It is still unclear if He did what he claims to have done. Nonetheless, the reaction was swift and negative. The crispr pioneer Jennifer Doudna says she was “horrified,” NIH Director Francis Collins said the experiment was “profoundly disturbing,” and even Julian Savulescu, an ethicist who has described gene-editing research as “a moral necessity,” described He’s work as “monstrous.”Full Article
A major international project at The Hastings Center released policy recommendations for the development of artificial intelligence and robotics to help reap the benefits and productivity gains and minimize the risks and undesirable social consequences.
“Research, innovation, and the deployment of AI and robotic systems are proceeding rapidly, and so, too, is the emergence of a transdisciplinary community of researchers in AI and the social sciences dedicated to AI safety and ethics,” states the executive summary to the final report. “The Hastings AI workshops played a seminal role in catalyzing the emergence of this worldwide network of organizations and individuals.” The Hastings Center’s project, Control and Responsible Innovation in the Development of AI and Robotics, was funded by the Future of Life Institute and led by Wendell Wallach, a senior advisor at The Hastings Center and a scholar at Yale University’s Interdisciplinary Center for Bioethics. Wallach is an internationally recognized expert on the ethical and governance concerns posed by emerging technologies, particularly artificial intelligence and neuroscience. Project participants included Stuart Russell, of the University of California, Berkeley; Bart Selman, of Cornell University; Francesca Rossi, of IBM; and David Roscoe, a Hastings Center advisory council member.Full Article

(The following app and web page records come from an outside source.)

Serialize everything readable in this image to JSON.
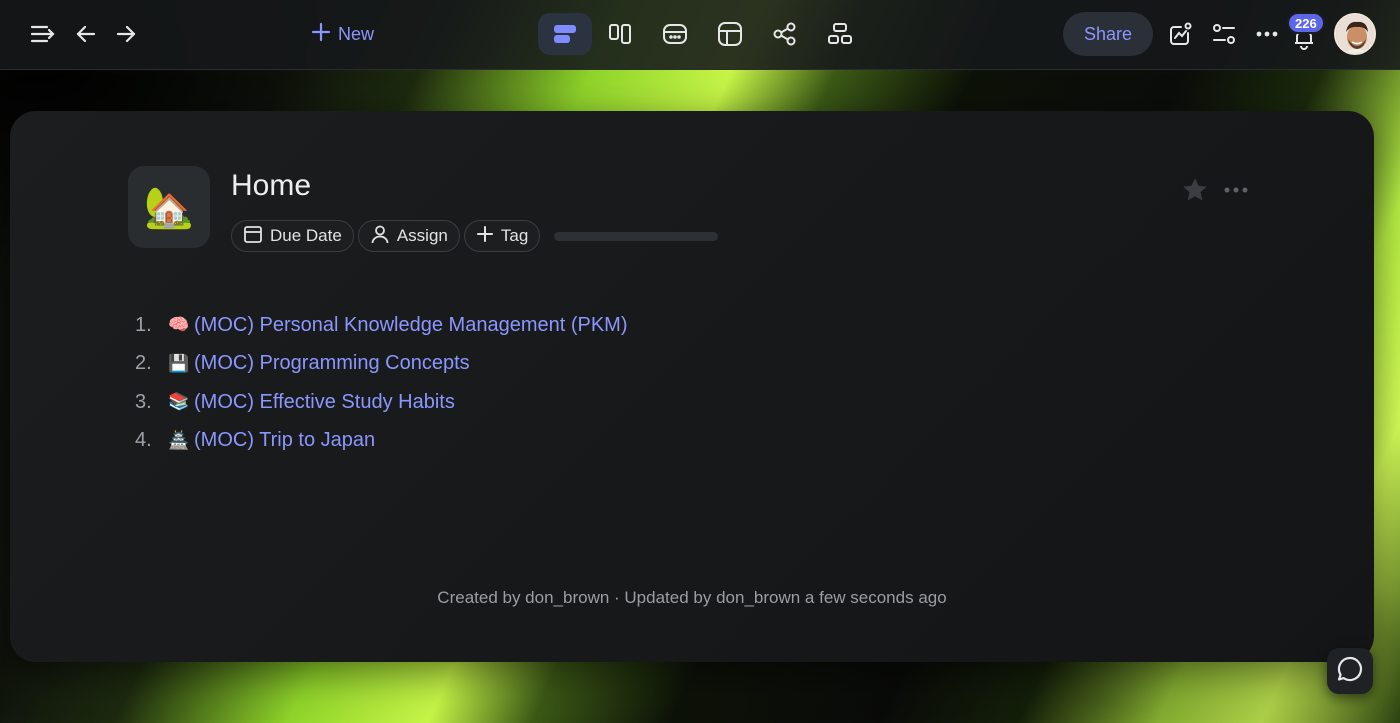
{
  "topbar": {
    "new_label": "New",
    "share_label": "Share",
    "notification_count": "226",
    "icons": [
      "sidebar-toggle-icon",
      "back-arrow-icon",
      "forward-arrow-icon",
      "plus-icon",
      "list-view-icon",
      "board-view-icon",
      "calendar-view-icon",
      "table-view-icon",
      "graph-view-icon",
      "tree-view-icon",
      "insights-icon",
      "filter-icon",
      "more-icon",
      "bell-icon"
    ]
  },
  "page": {
    "icon": "🏡",
    "title": "Home",
    "chips": [
      {
        "label": "Due Date",
        "icon": "calendar-icon"
      },
      {
        "label": "Assign",
        "icon": "person-icon"
      },
      {
        "label": "Tag",
        "icon": "plus-icon"
      }
    ],
    "items": [
      {
        "num": "1.",
        "emoji": "🧠",
        "label": "(MOC) Personal Knowledge Management (PKM)"
      },
      {
        "num": "2.",
        "emoji": "💾",
        "label": "(MOC) Programming Concepts"
      },
      {
        "num": "3.",
        "emoji": "📚",
        "label": "(MOC) Effective Study Habits"
      },
      {
        "num": "4.",
        "emoji": "🏯",
        "label": "(MOC) Trip to Japan"
      }
    ],
    "meta": "Created by don_brown · Updated by don_brown a few seconds ago"
  },
  "colors": {
    "accent": "#8b97ff",
    "badge": "#5b67e6",
    "card_bg": "#1b1d1f"
  }
}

On the one hand, reports of a rogue scientist, He Jiankui, who contravened the scientific and ethical norms that should guide the development of human genome editing reinforces the need for clarity about those norms and international monitoring of advances in the field. On the other hand, it shows the weaknesses and limitations of voluntary efforts – like the summit – to guide scientists’ practices. They lack any real enforcement power on their own, and have largely served to ensure that human genome editing research can continue, rather than promote reflection on whether we should edit the human germline in the first place.Full Article